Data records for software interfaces
○ ○ ○ ○

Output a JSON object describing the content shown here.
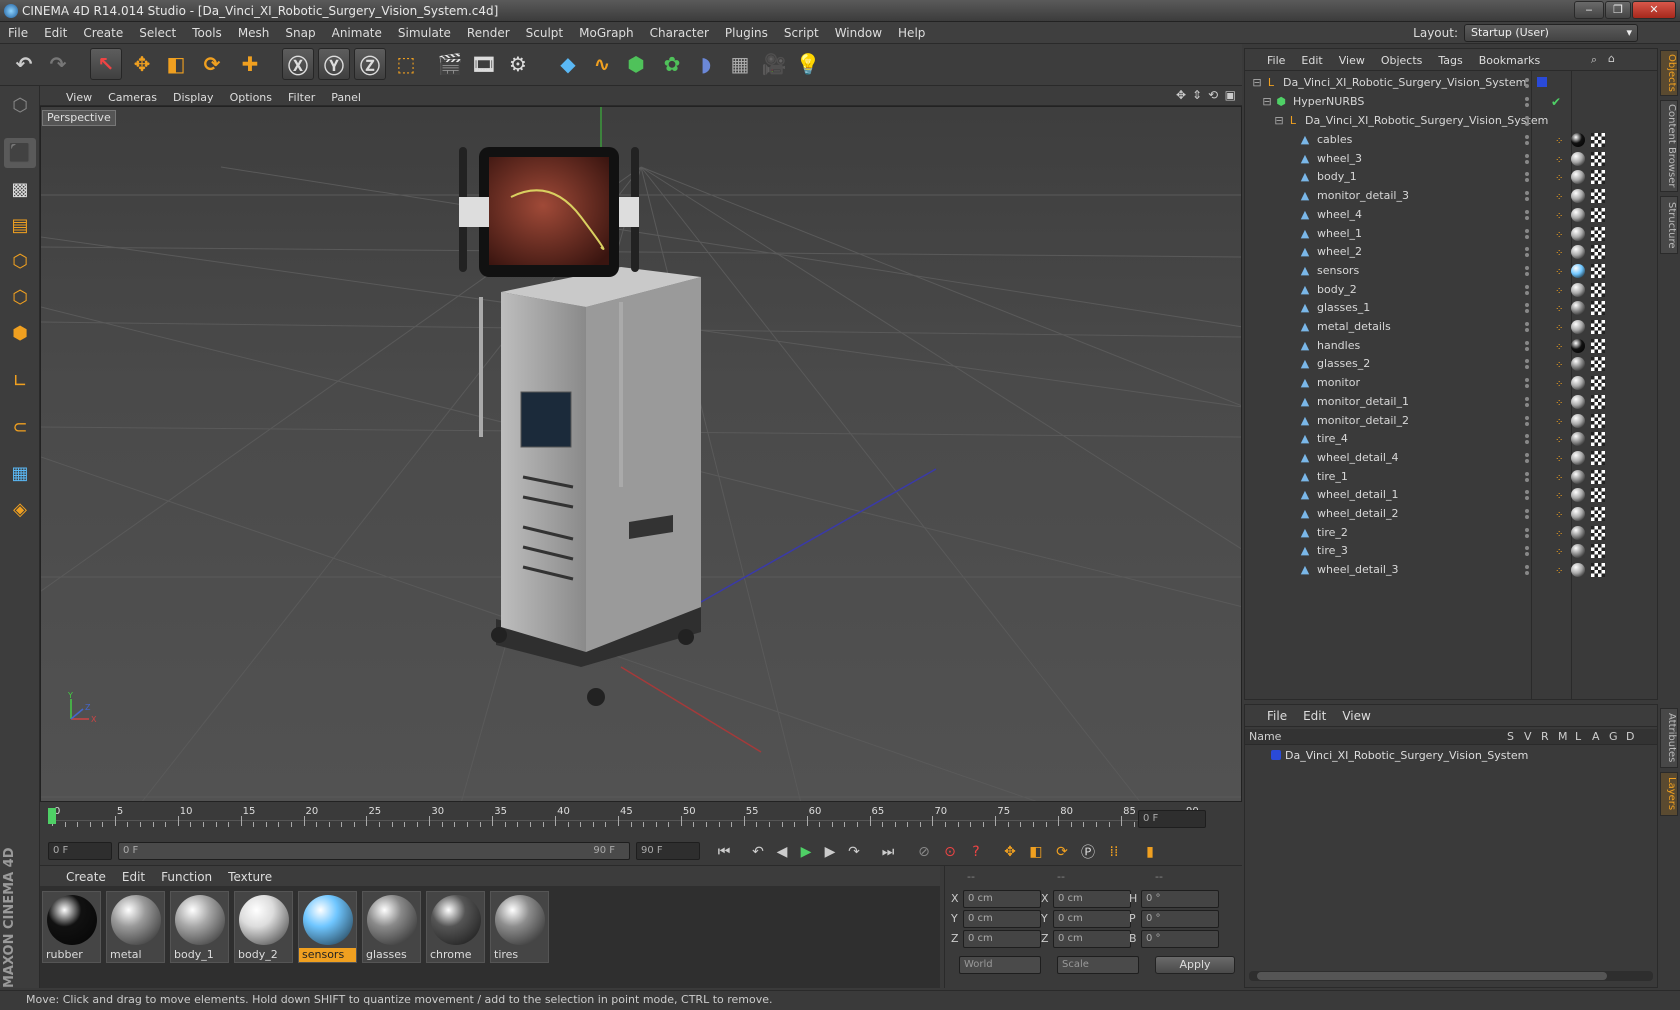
{
  "window": {
    "title": "CINEMA 4D R14.014 Studio - [Da_Vinci_XI_Robotic_Surgery_Vision_System.c4d]"
  },
  "menubar": {
    "items": [
      "File",
      "Edit",
      "Create",
      "Select",
      "Tools",
      "Mesh",
      "Snap",
      "Animate",
      "Simulate",
      "Render",
      "Sculpt",
      "MoGraph",
      "Character",
      "Plugins",
      "Script",
      "Window",
      "Help"
    ],
    "layout_label": "Layout:",
    "layout_value": "Startup (User)"
  },
  "viewport": {
    "menu": [
      "View",
      "Cameras",
      "Display",
      "Options",
      "Filter",
      "Panel"
    ],
    "label": "Perspective"
  },
  "timeline": {
    "ticks": [
      "0",
      "5",
      "10",
      "15",
      "20",
      "25",
      "30",
      "35",
      "40",
      "45",
      "50",
      "55",
      "60",
      "65",
      "70",
      "75",
      "80",
      "85",
      "90"
    ],
    "current_frame": "0 F",
    "start_field": "0 F",
    "range_start": "0 F",
    "range_end": "90 F",
    "end_field": "90 F"
  },
  "materials": {
    "menu": [
      "Create",
      "Edit",
      "Function",
      "Texture"
    ],
    "items": [
      {
        "name": "rubber",
        "color": "#111111"
      },
      {
        "name": "metal",
        "color": "#9a9a9a"
      },
      {
        "name": "body_1",
        "color": "#a8a8a8"
      },
      {
        "name": "body_2",
        "color": "#dddddd"
      },
      {
        "name": "sensors",
        "color": "#6fc6ff"
      },
      {
        "name": "glasses",
        "color": "#8a8a8a"
      },
      {
        "name": "chrome",
        "color": "#555555"
      },
      {
        "name": "tires",
        "color": "#8d8d8d"
      }
    ]
  },
  "coords": {
    "headers": [
      "--",
      "--",
      "--"
    ],
    "rows": [
      {
        "a": "X",
        "av": "0 cm",
        "b": "X",
        "bv": "0 cm",
        "c": "H",
        "cv": "0 °"
      },
      {
        "a": "Y",
        "av": "0 cm",
        "b": "Y",
        "bv": "0 cm",
        "c": "P",
        "cv": "0 °"
      },
      {
        "a": "Z",
        "av": "0 cm",
        "b": "Z",
        "bv": "0 cm",
        "c": "B",
        "cv": "0 °"
      }
    ],
    "space": "World",
    "mode": "Scale",
    "apply": "Apply"
  },
  "objects": {
    "menu": [
      "File",
      "Edit",
      "View",
      "Objects",
      "Tags",
      "Bookmarks"
    ],
    "root": "Da_Vinci_XI_Robotic_Surgery_Vision_System",
    "hypernurbs": "HyperNURBS",
    "group": "Da_Vinci_XI_Robotic_Surgery_Vision_System",
    "children": [
      "cables",
      "wheel_3",
      "body_1",
      "monitor_detail_3",
      "wheel_4",
      "wheel_1",
      "wheel_2",
      "sensors",
      "body_2",
      "glasses_1",
      "metal_details",
      "handles",
      "glasses_2",
      "monitor",
      "monitor_detail_1",
      "monitor_detail_2",
      "tire_4",
      "wheel_detail_4",
      "tire_1",
      "wheel_detail_1",
      "wheel_detail_2",
      "tire_2",
      "tire_3",
      "wheel_detail_3"
    ]
  },
  "layers": {
    "menu": [
      "File",
      "Edit",
      "View"
    ],
    "col_name": "Name",
    "cols": [
      "S",
      "V",
      "R",
      "M",
      "L",
      "A",
      "G",
      "D"
    ],
    "row": "Da_Vinci_XI_Robotic_Surgery_Vision_System"
  },
  "side_tabs": [
    "Objects",
    "Content Browser",
    "Structure",
    "Attributes",
    "Layers"
  ],
  "status": "Move: Click and drag to move elements. Hold down SHIFT to quantize movement / add to the selection in point mode, CTRL to remove.",
  "brand": "MAXON CINEMA 4D"
}
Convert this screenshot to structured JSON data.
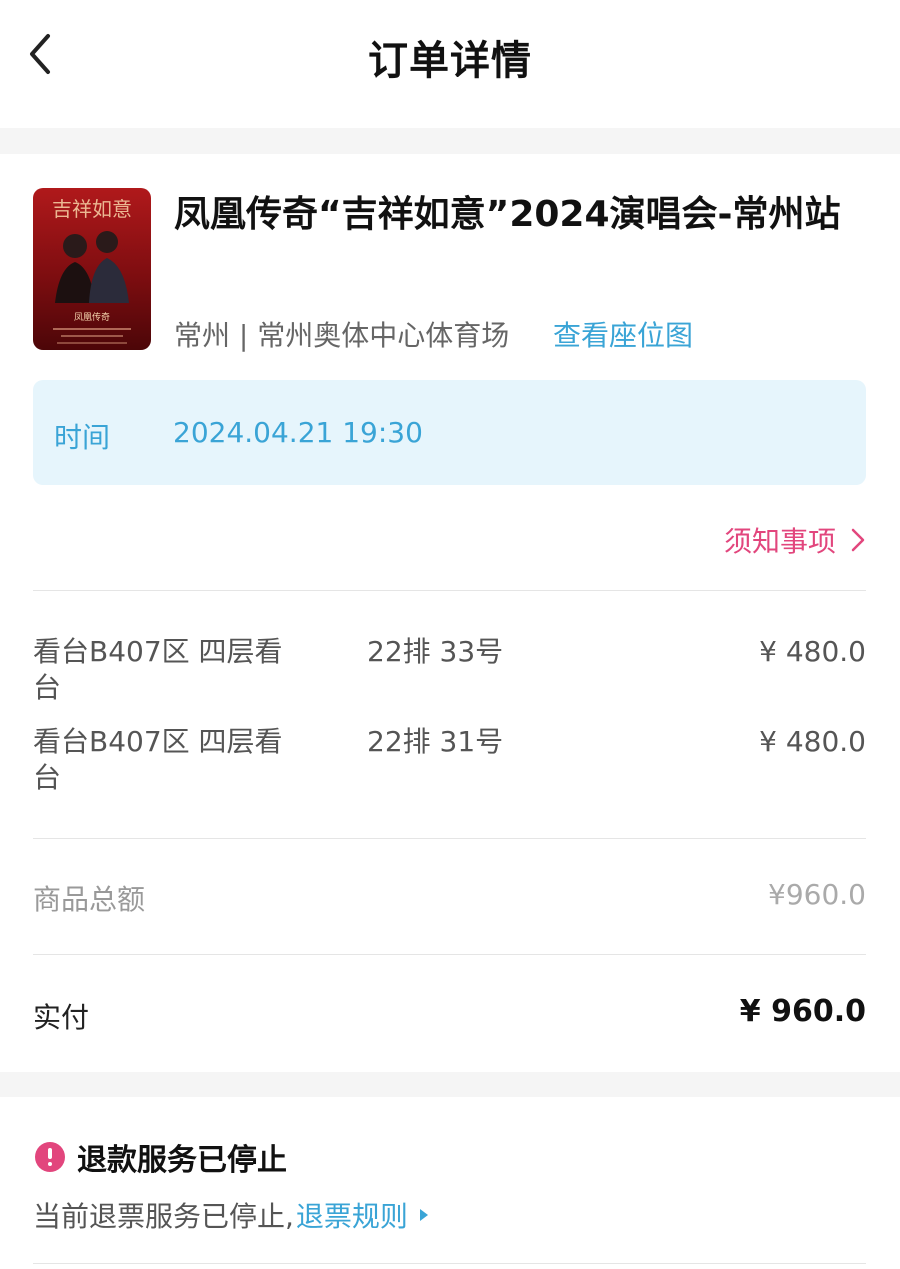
{
  "header": {
    "title": "订单详情",
    "back_icon": "chevron-left-icon"
  },
  "event": {
    "title": "凤凰传奇“吉祥如意”2024演唱会-常州站",
    "venue": "常州 | 常州奥体中心体育场",
    "seat_map_link": "查看座位图",
    "poster_title": "吉祥如意",
    "poster_artist": "凤凰传奇"
  },
  "schedule": {
    "label": "时间",
    "value": "2024.04.21 19:30"
  },
  "notice_link": "须知事项",
  "tickets": [
    {
      "area": "看台B407区 四层看台",
      "seat": "22排 33号",
      "price": "¥ 480.0"
    },
    {
      "area": "看台B407区 四层看台",
      "seat": "22排 31号",
      "price": "¥ 480.0"
    }
  ],
  "summary": {
    "subtotal_label": "商品总额",
    "subtotal_value": "¥960.0",
    "paid_label": "实付",
    "paid_value": "¥ 960.0"
  },
  "refund": {
    "title": "退款服务已停止",
    "description": "当前退票服务已停止,",
    "rules_link": "退票规则",
    "icon": "alert-circle-icon"
  },
  "colors": {
    "accent_blue": "#3aa4d6",
    "accent_pink": "#e2467d",
    "time_box_bg": "#e6f5fc"
  }
}
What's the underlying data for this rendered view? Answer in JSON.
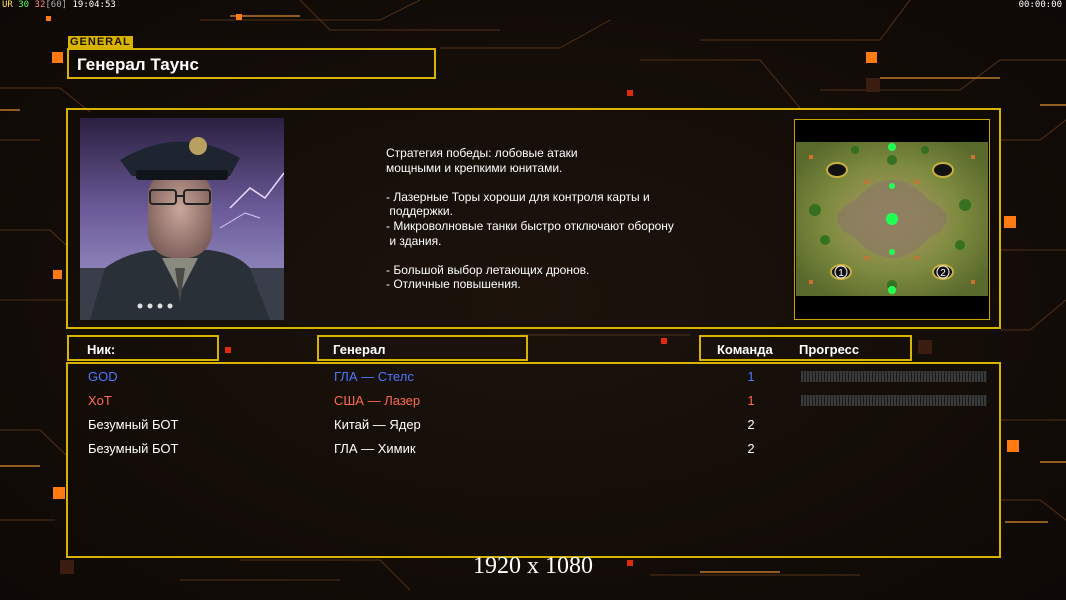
{
  "hud": {
    "ur_label": "UR",
    "fps_a": "30",
    "fps_b": "32",
    "fps_c": "[60]",
    "time": "19:04:53",
    "timer": "00:00:00"
  },
  "general": {
    "tag": "GENERAL",
    "name": "Генерал Таунс",
    "description": "Стратегия победы: лобовые атаки\nмощными и крепкими юнитами.\n\n- Лазерные Торы хороши для контроля карты и\n поддержки.\n- Микроволновые танки быстро отключают оборону\n и здания.\n\n- Большой выбор летающих дронов.\n- Отличные повышения."
  },
  "minimap": {
    "start_positions": [
      "1",
      "2"
    ]
  },
  "table": {
    "headers": {
      "nick": "Ник:",
      "general": "Генерал",
      "team": "Команда",
      "progress": "Прогресс"
    },
    "rows": [
      {
        "nick": "GOD",
        "general": "ГЛА — Стелс",
        "team": "1",
        "color": "#4a78ff",
        "show_progress": true
      },
      {
        "nick": "XoT",
        "general": "США — Лазер",
        "team": "1",
        "color": "#ff6a4a",
        "show_progress": true
      },
      {
        "nick": "Безумный БОТ",
        "general": "Китай — Ядер",
        "team": "2",
        "color": "#ffffff",
        "show_progress": false
      },
      {
        "nick": "Безумный БОТ",
        "general": "ГЛА — Химик",
        "team": "2",
        "color": "#ffffff",
        "show_progress": false
      }
    ]
  },
  "resolution": "1920 x 1080",
  "colors": {
    "frame": "#d8b400",
    "accent_orange": "#ff7a12",
    "background": "#120c08"
  }
}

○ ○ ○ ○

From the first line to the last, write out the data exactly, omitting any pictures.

Output a JSON object describing the content shown here.
{
  "window": {
    "title": "CINEMA 4D R14.014 Studio - [Da_Vinci_XI_Robotic_Surgery_Vision_System.c4d]"
  },
  "menubar": {
    "items": [
      "File",
      "Edit",
      "Create",
      "Select",
      "Tools",
      "Mesh",
      "Snap",
      "Animate",
      "Simulate",
      "Render",
      "Sculpt",
      "MoGraph",
      "Character",
      "Plugins",
      "Script",
      "Window",
      "Help"
    ],
    "layout_label": "Layout:",
    "layout_value": "Startup (User)"
  },
  "viewport": {
    "menu": [
      "View",
      "Cameras",
      "Display",
      "Options",
      "Filter",
      "Panel"
    ],
    "label": "Perspective"
  },
  "timeline": {
    "ticks": [
      "0",
      "5",
      "10",
      "15",
      "20",
      "25",
      "30",
      "35",
      "40",
      "45",
      "50",
      "55",
      "60",
      "65",
      "70",
      "75",
      "80",
      "85",
      "90"
    ],
    "current_frame": "0 F",
    "start_field": "0 F",
    "range_start": "0 F",
    "range_end": "90 F",
    "end_field": "90 F"
  },
  "materials": {
    "menu": [
      "Create",
      "Edit",
      "Function",
      "Texture"
    ],
    "items": [
      {
        "name": "rubber",
        "color": "#111111"
      },
      {
        "name": "metal",
        "color": "#9a9a9a"
      },
      {
        "name": "body_1",
        "color": "#a8a8a8"
      },
      {
        "name": "body_2",
        "color": "#dddddd"
      },
      {
        "name": "sensors",
        "color": "#6fc6ff"
      },
      {
        "name": "glasses",
        "color": "#8a8a8a"
      },
      {
        "name": "chrome",
        "color": "#555555"
      },
      {
        "name": "tires",
        "color": "#8d8d8d"
      }
    ]
  },
  "coords": {
    "headers": [
      "--",
      "--",
      "--"
    ],
    "rows": [
      {
        "a": "X",
        "av": "0 cm",
        "b": "X",
        "bv": "0 cm",
        "c": "H",
        "cv": "0 °"
      },
      {
        "a": "Y",
        "av": "0 cm",
        "b": "Y",
        "bv": "0 cm",
        "c": "P",
        "cv": "0 °"
      },
      {
        "a": "Z",
        "av": "0 cm",
        "b": "Z",
        "bv": "0 cm",
        "c": "B",
        "cv": "0 °"
      }
    ],
    "space": "World",
    "mode": "Scale",
    "apply": "Apply"
  },
  "objects": {
    "menu": [
      "File",
      "Edit",
      "View",
      "Objects",
      "Tags",
      "Bookmarks"
    ],
    "root": "Da_Vinci_XI_Robotic_Surgery_Vision_System",
    "hypernurbs": "HyperNURBS",
    "group": "Da_Vinci_XI_Robotic_Surgery_Vision_System",
    "children": [
      "cables",
      "wheel_3",
      "body_1",
      "monitor_detail_3",
      "wheel_4",
      "wheel_1",
      "wheel_2",
      "sensors",
      "body_2",
      "glasses_1",
      "metal_details",
      "handles",
      "glasses_2",
      "monitor",
      "monitor_detail_1",
      "monitor_detail_2",
      "tire_4",
      "wheel_detail_4",
      "tire_1",
      "wheel_detail_1",
      "wheel_detail_2",
      "tire_2",
      "tire_3",
      "wheel_detail_3"
    ]
  },
  "layers": {
    "menu": [
      "File",
      "Edit",
      "View"
    ],
    "col_name": "Name",
    "cols": [
      "S",
      "V",
      "R",
      "M",
      "L",
      "A",
      "G",
      "D"
    ],
    "row": "Da_Vinci_XI_Robotic_Surgery_Vision_System"
  },
  "side_tabs": [
    "Objects",
    "Content Browser",
    "Structure",
    "Attributes",
    "Layers"
  ],
  "status": "Move: Click and drag to move elements. Hold down SHIFT to quantize movement / add to the selection in point mode, CTRL to remove.",
  "brand": "MAXON CINEMA 4D"
}
Convert this screenshot to structured JSON data.
{
  "header": {
    "title": "订单详情",
    "back_icon": "chevron-left-icon"
  },
  "event": {
    "title": "凤凰传奇“吉祥如意”2024演唱会-常州站",
    "venue": "常州 | 常州奥体中心体育场",
    "seat_map_link": "查看座位图",
    "poster_title": "吉祥如意",
    "poster_artist": "凤凰传奇"
  },
  "schedule": {
    "label": "时间",
    "value": "2024.04.21 19:30"
  },
  "notice_link": "须知事项",
  "tickets": [
    {
      "area": "看台B407区 四层看台",
      "seat": "22排 33号",
      "price": "¥ 480.0"
    },
    {
      "area": "看台B407区 四层看台",
      "seat": "22排 31号",
      "price": "¥ 480.0"
    }
  ],
  "summary": {
    "subtotal_label": "商品总额",
    "subtotal_value": "¥960.0",
    "paid_label": "实付",
    "paid_value": "¥ 960.0"
  },
  "refund": {
    "title": "退款服务已停止",
    "description": "当前退票服务已停止,",
    "rules_link": "退票规则",
    "icon": "alert-circle-icon"
  },
  "colors": {
    "accent_blue": "#3aa4d6",
    "accent_pink": "#e2467d",
    "time_box_bg": "#e6f5fc"
  }
}
What's the underlying data for this rendered view? Answer in JSON.
{
  "hud": {
    "ur_label": "UR",
    "fps_a": "30",
    "fps_b": "32",
    "fps_c": "[60]",
    "time": "19:04:53",
    "timer": "00:00:00"
  },
  "general": {
    "tag": "GENERAL",
    "name": "Генерал Таунс",
    "description": "Стратегия победы: лобовые атаки\nмощными и крепкими юнитами.\n\n- Лазерные Торы хороши для контроля карты и\n поддержки.\n- Микроволновые танки быстро отключают оборону\n и здания.\n\n- Большой выбор летающих дронов.\n- Отличные повышения."
  },
  "minimap": {
    "start_positions": [
      "1",
      "2"
    ]
  },
  "table": {
    "headers": {
      "nick": "Ник:",
      "general": "Генерал",
      "team": "Команда",
      "progress": "Прогресс"
    },
    "rows": [
      {
        "nick": "GOD",
        "general": "ГЛА — Стелс",
        "team": "1",
        "color": "#4a78ff",
        "show_progress": true
      },
      {
        "nick": "XoT",
        "general": "США — Лазер",
        "team": "1",
        "color": "#ff6a4a",
        "show_progress": true
      },
      {
        "nick": "Безумный БОТ",
        "general": "Китай — Ядер",
        "team": "2",
        "color": "#ffffff",
        "show_progress": false
      },
      {
        "nick": "Безумный БОТ",
        "general": "ГЛА — Химик",
        "team": "2",
        "color": "#ffffff",
        "show_progress": false
      }
    ]
  },
  "resolution": "1920 x 1080",
  "colors": {
    "frame": "#d8b400",
    "accent_orange": "#ff7a12",
    "background": "#120c08"
  }
}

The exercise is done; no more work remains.